> [TASK]: Word for word, reproduce all entries below, leaving every picture out.

-.-.-

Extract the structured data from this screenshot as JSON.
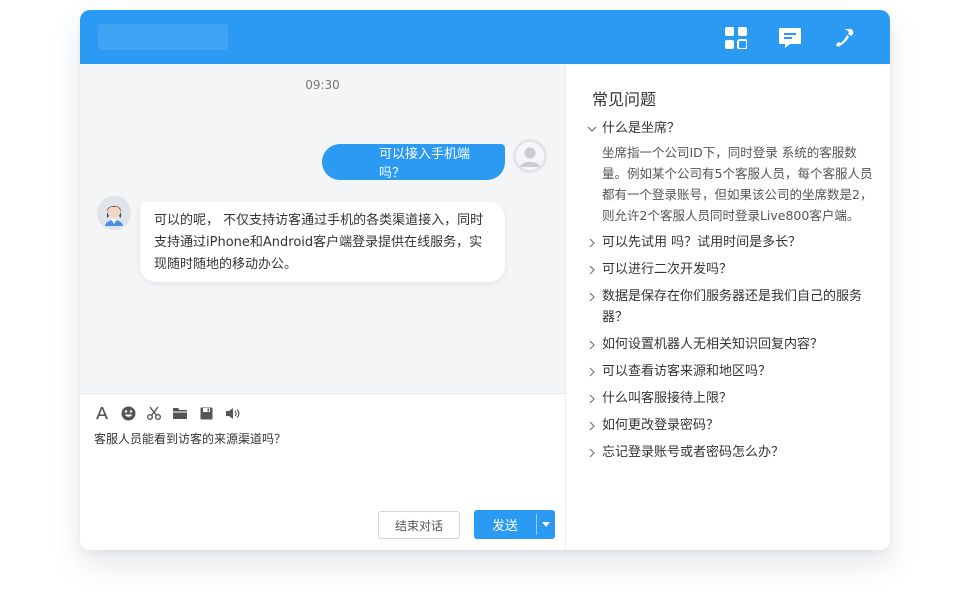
{
  "chat": {
    "timestamp": "09:30",
    "outgoing_message": "可以接入手机端吗？",
    "incoming_message": "可以的呢，       不仅支持访客通过手机的各类渠道接入，同时支持通过iPhone和Android客户端登录提供在线服务，实现随时随地的移动办公。",
    "input_value": "客服人员能看到访客的来源渠道吗？"
  },
  "actions": {
    "end_label": "结束对话",
    "send_label": "发送"
  },
  "icons": {
    "header": [
      "apps-grid-icon",
      "chat-icon",
      "phone-icon"
    ],
    "toolbar": [
      "font-icon",
      "emoji-icon",
      "scissors-icon",
      "folder-icon",
      "save-icon",
      "volume-icon"
    ]
  },
  "colors": {
    "brand_blue": "#2b9af3",
    "chat_bg": "#f4f5f7"
  },
  "faq": {
    "title": "常见问题",
    "items": [
      {
        "q": "什么是坐席？",
        "expanded": true,
        "a": "坐席指一个公司ID下，同时登录        系统的客服数量。例如某个公司有5个客服人员，每个客服人员都有一个登录账号，但如果该公司的坐席数是2，则允许2个客服人员同时登录Live800客户端。"
      },
      {
        "q": "可以先试用         吗？试用时间是多长？"
      },
      {
        "q": "         可以进行二次开发吗？"
      },
      {
        "q": "数据是保存在你们服务器还是我们自己的服务器？"
      },
      {
        "q": " 如何设置机器人无相关知识回复内容？"
      },
      {
        "q": "可以查看访客来源和地区吗？"
      },
      {
        "q": "什么叫客服接待上限？"
      },
      {
        "q": "如何更改登录密码？"
      },
      {
        "q": "忘记登录账号或者密码怎么办？"
      }
    ]
  }
}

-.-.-

> [PROBLEM SOLUTION]:
Extract the structured data from this screenshot as JSON.
{
  "chat": {
    "timestamp": "09:30",
    "outgoing_message": "可以接入手机端吗？",
    "incoming_message": "可以的呢，       不仅支持访客通过手机的各类渠道接入，同时支持通过iPhone和Android客户端登录提供在线服务，实现随时随地的移动办公。",
    "input_value": "客服人员能看到访客的来源渠道吗？"
  },
  "actions": {
    "end_label": "结束对话",
    "send_label": "发送"
  },
  "icons": {
    "header": [
      "apps-grid-icon",
      "chat-icon",
      "phone-icon"
    ],
    "toolbar": [
      "font-icon",
      "emoji-icon",
      "scissors-icon",
      "folder-icon",
      "save-icon",
      "volume-icon"
    ]
  },
  "colors": {
    "brand_blue": "#2b9af3",
    "chat_bg": "#f4f5f7"
  },
  "faq": {
    "title": "常见问题",
    "items": [
      {
        "q": "什么是坐席？",
        "expanded": true,
        "a": "坐席指一个公司ID下，同时登录        系统的客服数量。例如某个公司有5个客服人员，每个客服人员都有一个登录账号，但如果该公司的坐席数是2，则允许2个客服人员同时登录Live800客户端。"
      },
      {
        "q": "可以先试用         吗？试用时间是多长？"
      },
      {
        "q": "         可以进行二次开发吗？"
      },
      {
        "q": "数据是保存在你们服务器还是我们自己的服务器？"
      },
      {
        "q": " 如何设置机器人无相关知识回复内容？"
      },
      {
        "q": "可以查看访客来源和地区吗？"
      },
      {
        "q": "什么叫客服接待上限？"
      },
      {
        "q": "如何更改登录密码？"
      },
      {
        "q": "忘记登录账号或者密码怎么办？"
      }
    ]
  }
}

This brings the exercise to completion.